In response to the daily prompt
This last weekend, my parents went to Wales to a celebratory lunch in honour of my brother’s parents-in-law and their fiftieth wedding anniversary. To me, fifty years seems like a remarkably long period of time – an almost unimaginable length. Although, it is true that each day and each year seems to be flying past more and more quickly than the last. Clichéd though it is, it honestly does feel like yesterday that I was starting university, when – in reality – it was two years ago.
It seems a little like the world is on the cusp of a great change. That’s only a feeling, though. The reality is that the world as a whole never undergoes great changes, with all of its separate components in perfect synchronisation. The world has been changing seriously within my short lifetime, and is continuing to change now. Each part changes in ways subtly different to those of others, at disparate rates, at disparate temperatures, in disparate time zones. Just two months ago, Britain chose to overturn forty (not fifty, sadly, that really would have fit neatly) years of history and voted to leave the European Union. Things that seem set in stone can fluctuate at any time, sometimes without cause. We live in a world where you can go out to celebrate and be deliberately run over by a truck, where you can find yourself at the heart of a nation shaken by an attempted coup, where one of the world’s most powerful nations could be about to elect a man with dangerous and backward political views to lead it. In such a world, it is easy to feel scared and unsettled.

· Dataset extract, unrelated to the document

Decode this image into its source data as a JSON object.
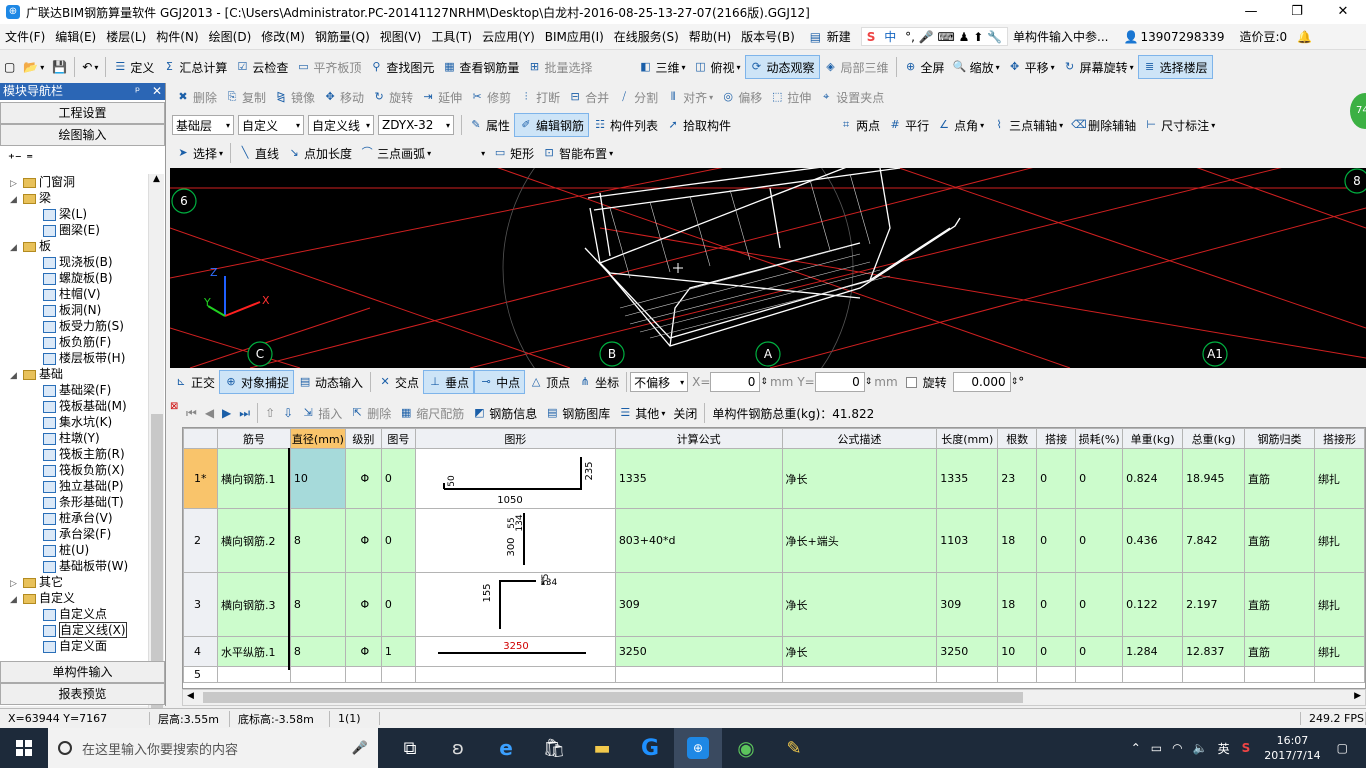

But this is also a world where the Catholic Church – a bastion of conservatism – can announce that it intends to allow women deacons, where gay athletes can propose to each other on television, where we can invent a video game which takes millions back to their childhoods and encourages them to explore the outside world. Things are changing, but it’s unclear whether positive or negative is winning, or even sometimes what comes under positive, and what has to be classed as negative. Revolutions, for example, are regularly aimed at building better worlds, but don’t always succeed. A lot has changed in the last fifty years, and a lot will change in the next. Such a state of affairs highlights the need to hold on to the things that we value, and be grateful for them every single day, just as my brother’s parents-in-law have, over half a century of living in an uncertain world.